  • Not being consistent. Puppies and dogs do good with routine, especially during training. Keep your puppy on a regular schedule. This not only helps them, but it also helps you get accustomed to when their regular bathroom breaks occur. 
  • Do not encourage or allow your dog to play on, eat food on, or chew on the pad as this may confuse them as to what the pad is for. 
  • Letting your puppy run free. By keeping your puppy on a leash when they’re inside and out of their crate, they can’t sneak away and have accidents. 
  • Pet parents not using positive reinforcement. 

Potty Training Issues and Proofing Behavior

Not making it to the pad on time? Try moving it closer to where they usually play or eat. If they know what it’s for but simply can’t get there in time, that’s setting them up for failure.

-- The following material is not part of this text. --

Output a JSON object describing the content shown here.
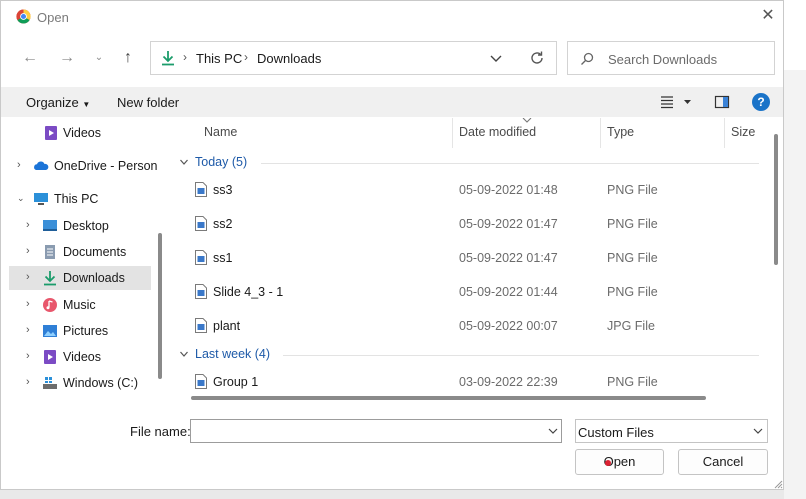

Also knowing your dog’s key times to go potty is imperative as you can be more proactive in helping them make it to the pad in time. 

Not going when placed in the potty area? If your puppy begins playing or doesn’t go potty within a few minutes of being placed in the potty area, remove them from the pad and place them back in their crate or pen. Try again in 10-15 minutes. 

Not going in the potty area? If your dog has an accident, blot the pee on a paper towel and place it on the pee pad to attract your dog’s sense of smell to the pad. 

Are they supervised? When your puppy isn’t able to be supervised completely, it’s important to not give them run of the house. You can use a crate, a small bathroom with pads covering the entire floor, an exercise pen, and so on. It’s important that the size of the space be appropriate. 

Trainer that reviewed this article

There is so much misinformation out there, we want to make sure we only provide the highest quality information to our community. We have all of our articles reviewed by qualified, positive-only trainers. The trainers that review our content are reviewed by other trainers to ensure that we have the best quality filters on our content. 

This is the trainer that reviewed this article:

Janice Gifford
Dog Trainer - PAWSitively Obedient, LLC
Certified Professional Dog Trainer - Knowledge Assessed, CPDT-KA # 1185279.
Canine Good Citizen Evaluator - #94102.